Required work:
Only the lines from the one with "What data populates" through the end of the data below belong in the answer, restated word for word, pictures excluded.

Entries provided:
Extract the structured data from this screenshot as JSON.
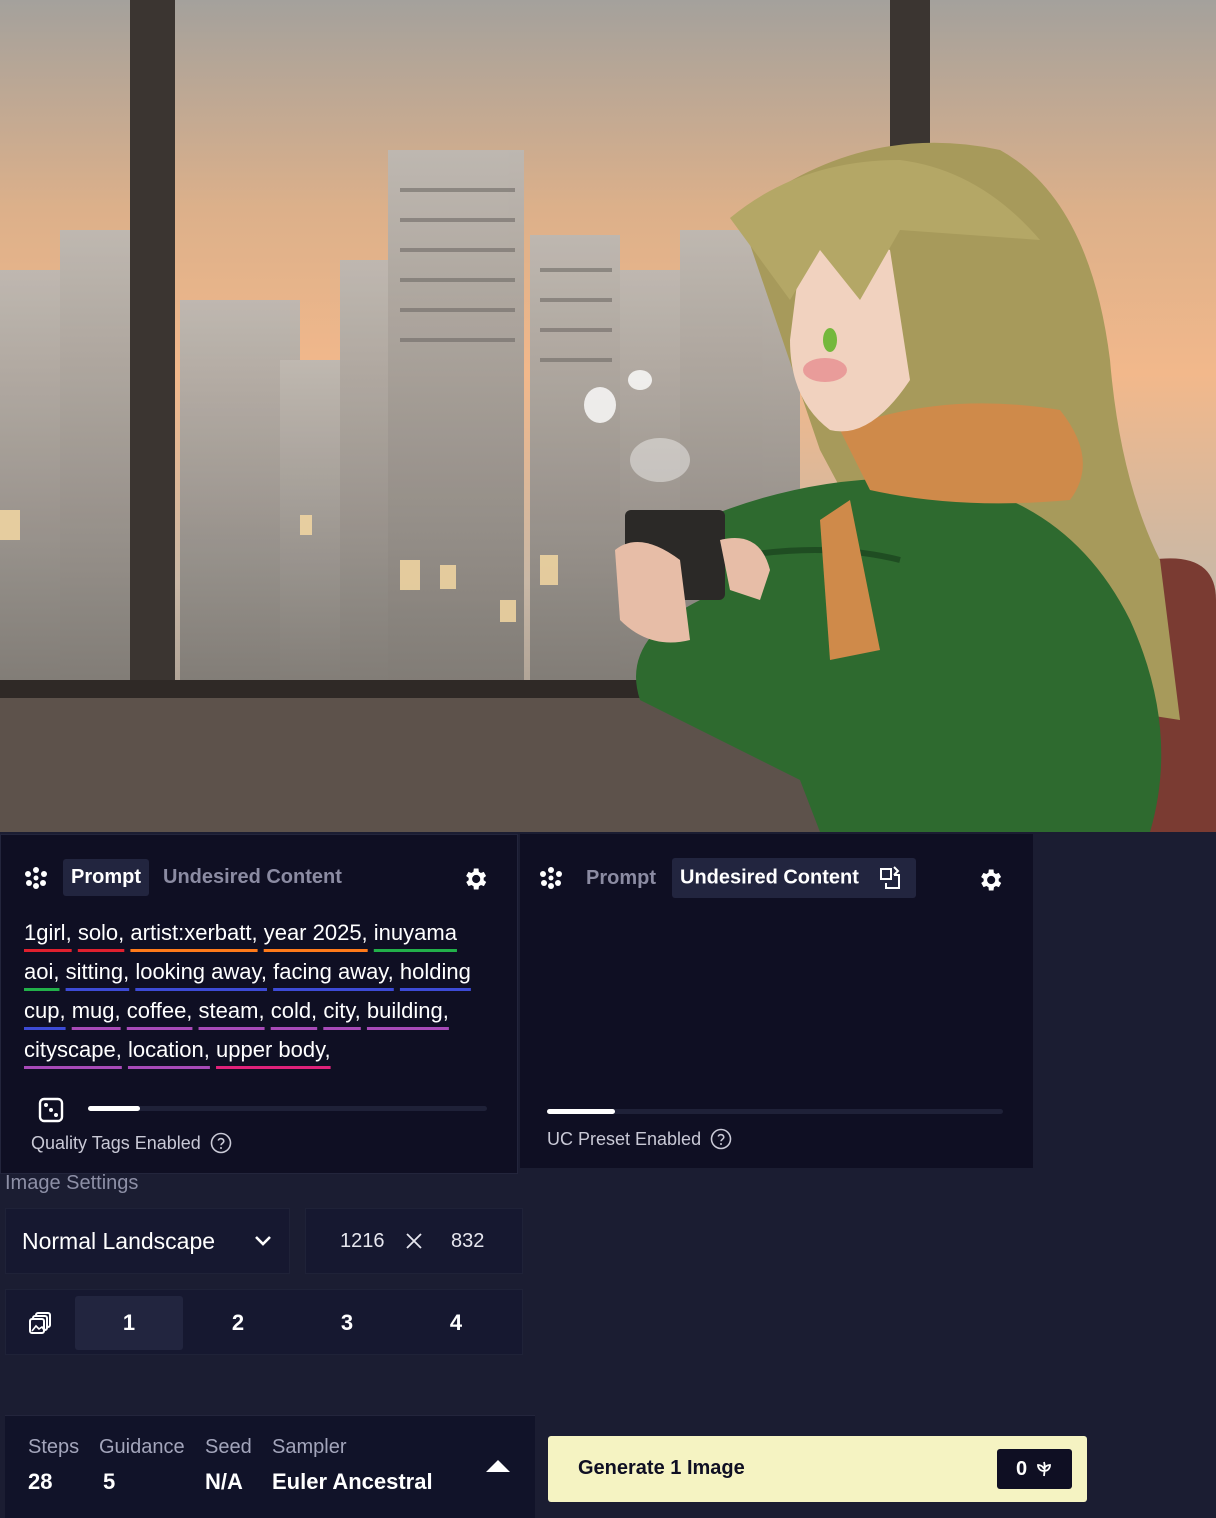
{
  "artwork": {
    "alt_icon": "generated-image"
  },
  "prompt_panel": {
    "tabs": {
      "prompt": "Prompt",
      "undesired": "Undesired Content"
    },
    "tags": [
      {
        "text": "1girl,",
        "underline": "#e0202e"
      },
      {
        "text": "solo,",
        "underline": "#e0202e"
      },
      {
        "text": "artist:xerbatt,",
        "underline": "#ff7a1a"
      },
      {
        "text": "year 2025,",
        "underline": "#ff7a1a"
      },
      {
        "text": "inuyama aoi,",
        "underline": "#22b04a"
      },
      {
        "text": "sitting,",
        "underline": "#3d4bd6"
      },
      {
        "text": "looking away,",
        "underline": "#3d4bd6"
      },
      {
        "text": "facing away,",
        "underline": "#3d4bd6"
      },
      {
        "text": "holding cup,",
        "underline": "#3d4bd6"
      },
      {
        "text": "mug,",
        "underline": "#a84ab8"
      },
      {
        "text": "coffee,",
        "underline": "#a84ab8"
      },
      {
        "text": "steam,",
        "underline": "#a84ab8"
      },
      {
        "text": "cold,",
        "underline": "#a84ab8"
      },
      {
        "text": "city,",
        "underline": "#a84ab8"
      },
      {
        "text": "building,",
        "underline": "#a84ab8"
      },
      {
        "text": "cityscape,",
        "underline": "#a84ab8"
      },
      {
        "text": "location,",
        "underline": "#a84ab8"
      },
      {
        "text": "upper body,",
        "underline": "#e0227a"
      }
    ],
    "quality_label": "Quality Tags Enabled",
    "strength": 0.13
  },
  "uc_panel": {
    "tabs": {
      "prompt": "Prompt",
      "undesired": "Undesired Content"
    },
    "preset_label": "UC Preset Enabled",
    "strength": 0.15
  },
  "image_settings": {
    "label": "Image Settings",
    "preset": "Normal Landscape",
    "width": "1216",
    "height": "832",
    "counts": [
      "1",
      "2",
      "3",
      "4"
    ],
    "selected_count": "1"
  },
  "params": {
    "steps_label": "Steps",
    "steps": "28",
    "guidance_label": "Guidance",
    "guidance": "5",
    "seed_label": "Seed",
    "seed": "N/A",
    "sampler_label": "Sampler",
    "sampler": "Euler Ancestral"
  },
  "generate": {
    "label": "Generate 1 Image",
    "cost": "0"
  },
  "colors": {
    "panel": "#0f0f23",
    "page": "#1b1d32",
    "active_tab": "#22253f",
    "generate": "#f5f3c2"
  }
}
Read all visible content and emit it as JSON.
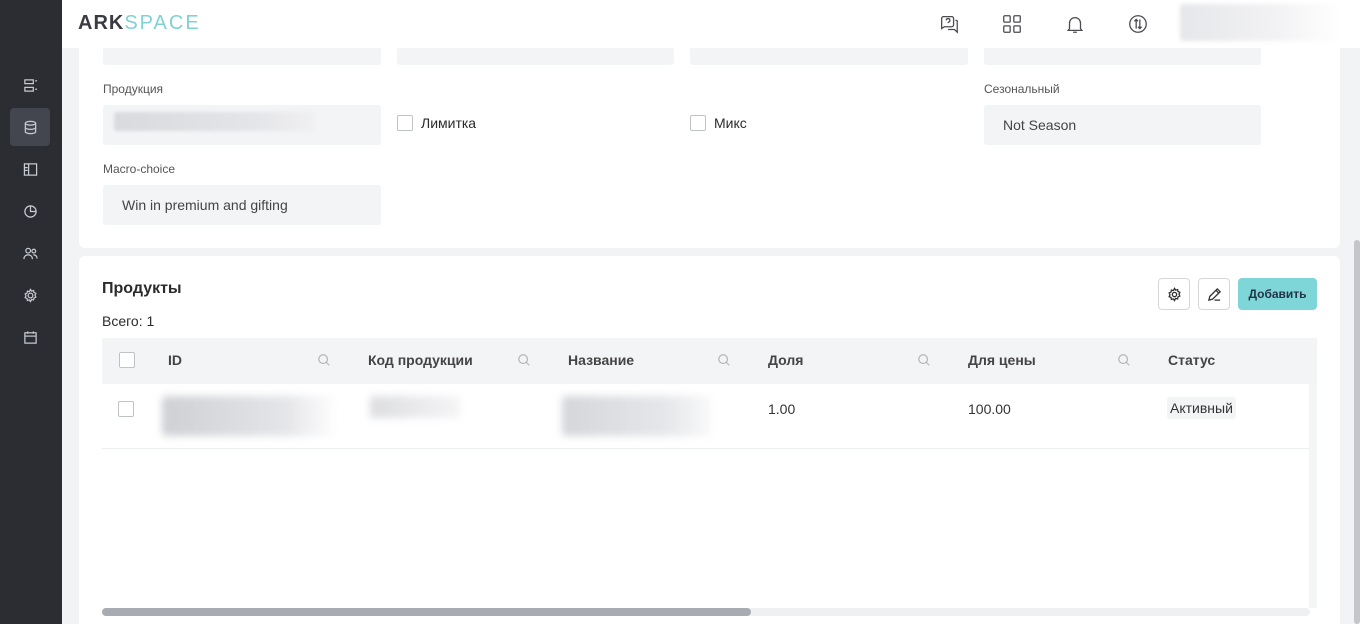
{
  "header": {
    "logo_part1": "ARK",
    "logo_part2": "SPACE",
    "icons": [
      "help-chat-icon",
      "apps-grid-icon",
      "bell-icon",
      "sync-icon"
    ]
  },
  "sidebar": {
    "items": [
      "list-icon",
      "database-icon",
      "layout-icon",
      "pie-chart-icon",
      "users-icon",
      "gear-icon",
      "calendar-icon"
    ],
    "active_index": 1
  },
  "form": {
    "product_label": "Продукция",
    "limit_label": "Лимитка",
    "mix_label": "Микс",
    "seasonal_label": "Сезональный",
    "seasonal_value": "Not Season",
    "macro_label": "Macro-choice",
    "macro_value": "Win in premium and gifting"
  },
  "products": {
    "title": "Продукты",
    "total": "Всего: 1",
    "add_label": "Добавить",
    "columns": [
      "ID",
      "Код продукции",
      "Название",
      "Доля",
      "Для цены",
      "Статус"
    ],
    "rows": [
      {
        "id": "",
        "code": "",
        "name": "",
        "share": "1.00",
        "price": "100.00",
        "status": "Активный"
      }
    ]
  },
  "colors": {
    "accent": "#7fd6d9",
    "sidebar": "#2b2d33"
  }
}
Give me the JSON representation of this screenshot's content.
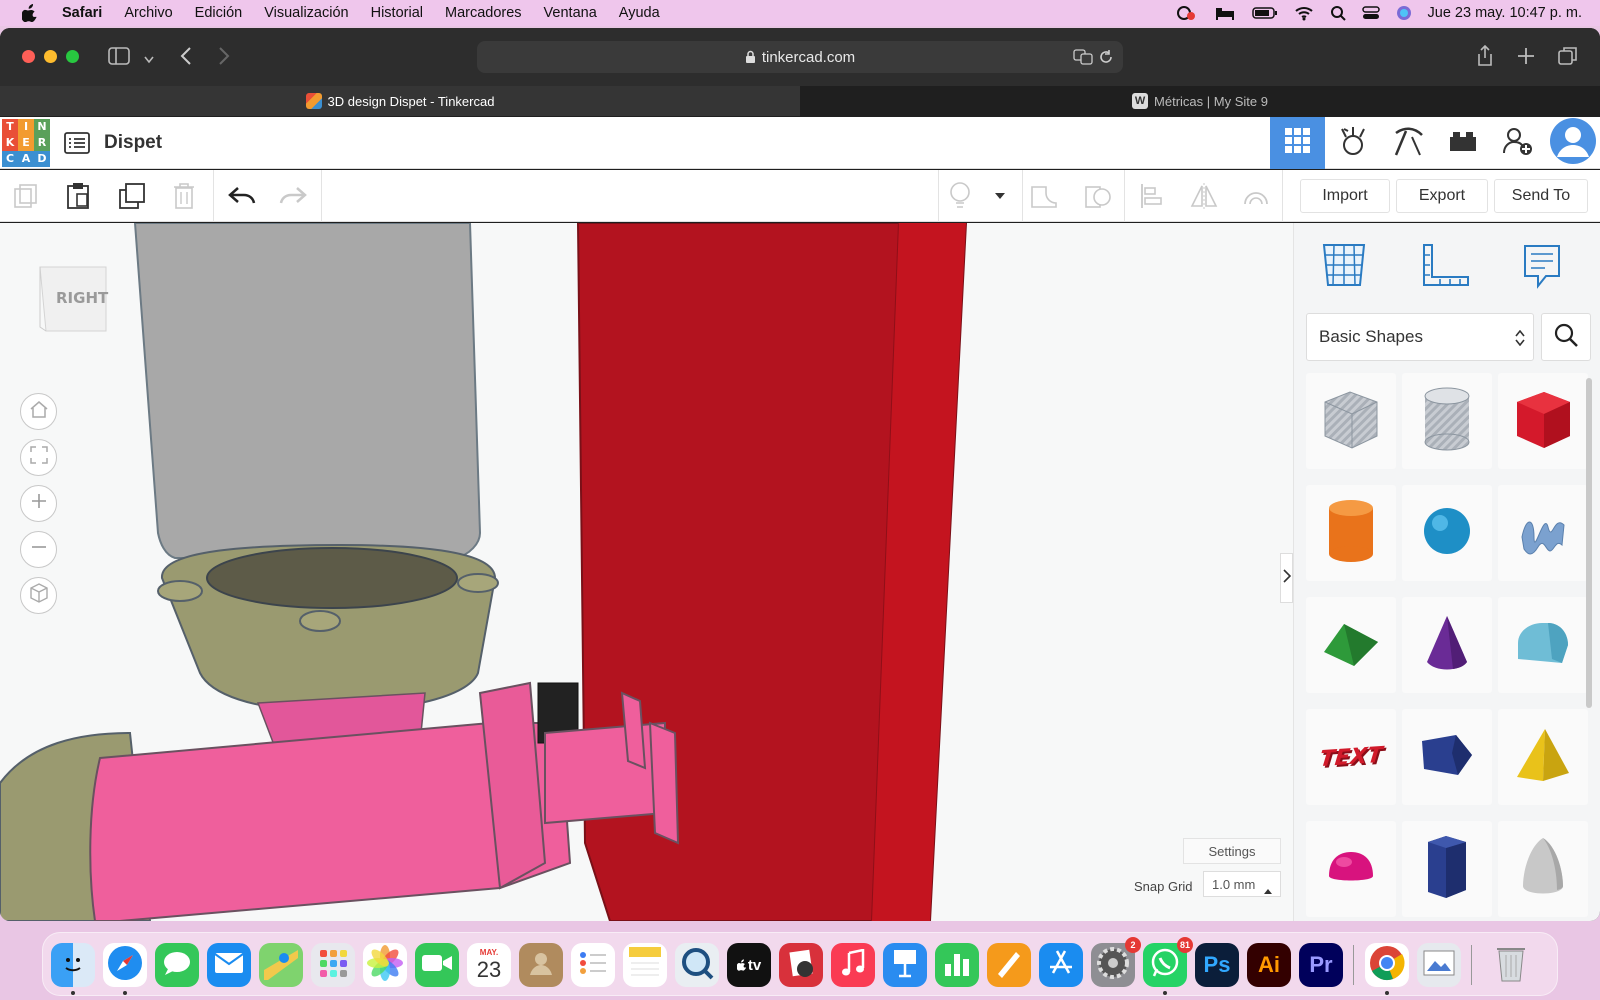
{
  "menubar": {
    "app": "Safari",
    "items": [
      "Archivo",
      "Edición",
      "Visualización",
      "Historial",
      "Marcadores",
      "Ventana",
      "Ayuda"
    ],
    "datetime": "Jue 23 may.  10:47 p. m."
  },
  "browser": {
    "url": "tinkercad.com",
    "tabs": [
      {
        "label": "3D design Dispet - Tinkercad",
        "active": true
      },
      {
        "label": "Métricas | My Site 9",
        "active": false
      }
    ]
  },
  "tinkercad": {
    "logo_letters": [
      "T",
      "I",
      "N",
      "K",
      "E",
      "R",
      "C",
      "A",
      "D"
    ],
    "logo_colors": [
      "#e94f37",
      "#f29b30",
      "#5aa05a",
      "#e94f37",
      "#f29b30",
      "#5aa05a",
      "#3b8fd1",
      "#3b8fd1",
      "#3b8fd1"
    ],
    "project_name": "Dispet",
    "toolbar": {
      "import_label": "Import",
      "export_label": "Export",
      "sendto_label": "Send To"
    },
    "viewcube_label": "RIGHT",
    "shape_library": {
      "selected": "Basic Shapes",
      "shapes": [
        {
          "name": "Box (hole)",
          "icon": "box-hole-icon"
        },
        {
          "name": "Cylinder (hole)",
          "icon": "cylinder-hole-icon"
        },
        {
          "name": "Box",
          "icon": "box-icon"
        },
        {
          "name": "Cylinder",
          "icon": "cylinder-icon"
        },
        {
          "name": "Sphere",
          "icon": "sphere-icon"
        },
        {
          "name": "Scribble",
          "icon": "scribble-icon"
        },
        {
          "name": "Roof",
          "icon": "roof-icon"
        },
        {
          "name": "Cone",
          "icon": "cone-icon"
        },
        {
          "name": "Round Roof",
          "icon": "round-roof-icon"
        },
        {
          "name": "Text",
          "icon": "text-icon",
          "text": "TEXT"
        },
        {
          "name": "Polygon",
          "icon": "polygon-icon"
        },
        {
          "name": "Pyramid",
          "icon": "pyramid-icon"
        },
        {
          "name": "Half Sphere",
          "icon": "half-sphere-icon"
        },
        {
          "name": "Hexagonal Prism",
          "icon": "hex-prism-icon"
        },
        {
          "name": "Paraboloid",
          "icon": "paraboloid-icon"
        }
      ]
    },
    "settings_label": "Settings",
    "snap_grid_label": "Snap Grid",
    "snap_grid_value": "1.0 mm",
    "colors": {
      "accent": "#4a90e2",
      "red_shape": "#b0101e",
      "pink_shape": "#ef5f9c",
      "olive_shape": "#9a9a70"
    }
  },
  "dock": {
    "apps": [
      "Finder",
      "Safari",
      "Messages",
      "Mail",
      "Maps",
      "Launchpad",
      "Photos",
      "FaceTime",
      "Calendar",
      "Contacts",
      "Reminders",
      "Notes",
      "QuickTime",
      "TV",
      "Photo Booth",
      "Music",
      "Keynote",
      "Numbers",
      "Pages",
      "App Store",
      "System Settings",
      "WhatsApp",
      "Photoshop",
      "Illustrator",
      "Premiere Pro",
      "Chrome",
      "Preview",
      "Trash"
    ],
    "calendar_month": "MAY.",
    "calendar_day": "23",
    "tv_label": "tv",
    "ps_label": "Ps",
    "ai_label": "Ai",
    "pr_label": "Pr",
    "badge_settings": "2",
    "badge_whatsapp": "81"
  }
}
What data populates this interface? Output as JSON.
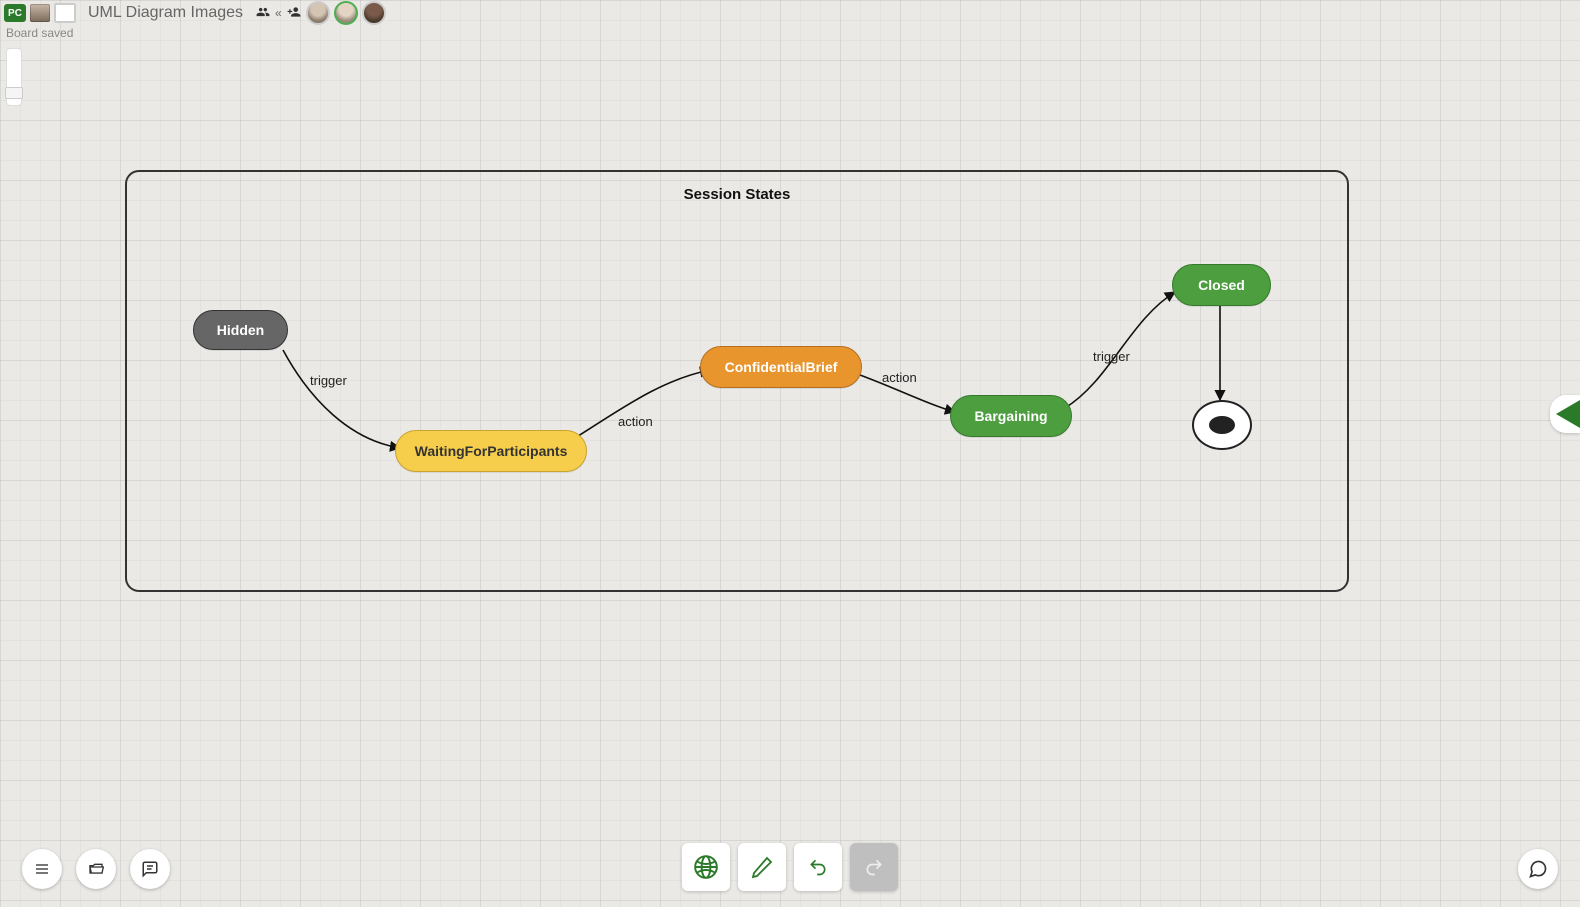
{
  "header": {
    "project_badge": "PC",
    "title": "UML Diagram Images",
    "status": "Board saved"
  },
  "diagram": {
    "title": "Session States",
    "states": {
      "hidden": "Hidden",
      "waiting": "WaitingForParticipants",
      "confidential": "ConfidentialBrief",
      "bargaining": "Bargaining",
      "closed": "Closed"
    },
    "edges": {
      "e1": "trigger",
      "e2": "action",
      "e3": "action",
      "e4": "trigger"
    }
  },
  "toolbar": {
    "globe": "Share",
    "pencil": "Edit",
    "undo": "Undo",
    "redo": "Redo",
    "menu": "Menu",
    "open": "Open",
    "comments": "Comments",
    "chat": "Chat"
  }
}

Task answer:
What data populates this interface? Output as JSON.
{
  "header": {
    "project_badge": "PC",
    "title": "UML Diagram Images",
    "status": "Board saved"
  },
  "diagram": {
    "title": "Session States",
    "states": {
      "hidden": "Hidden",
      "waiting": "WaitingForParticipants",
      "confidential": "ConfidentialBrief",
      "bargaining": "Bargaining",
      "closed": "Closed"
    },
    "edges": {
      "e1": "trigger",
      "e2": "action",
      "e3": "action",
      "e4": "trigger"
    }
  },
  "toolbar": {
    "globe": "Share",
    "pencil": "Edit",
    "undo": "Undo",
    "redo": "Redo",
    "menu": "Menu",
    "open": "Open",
    "comments": "Comments",
    "chat": "Chat"
  }
}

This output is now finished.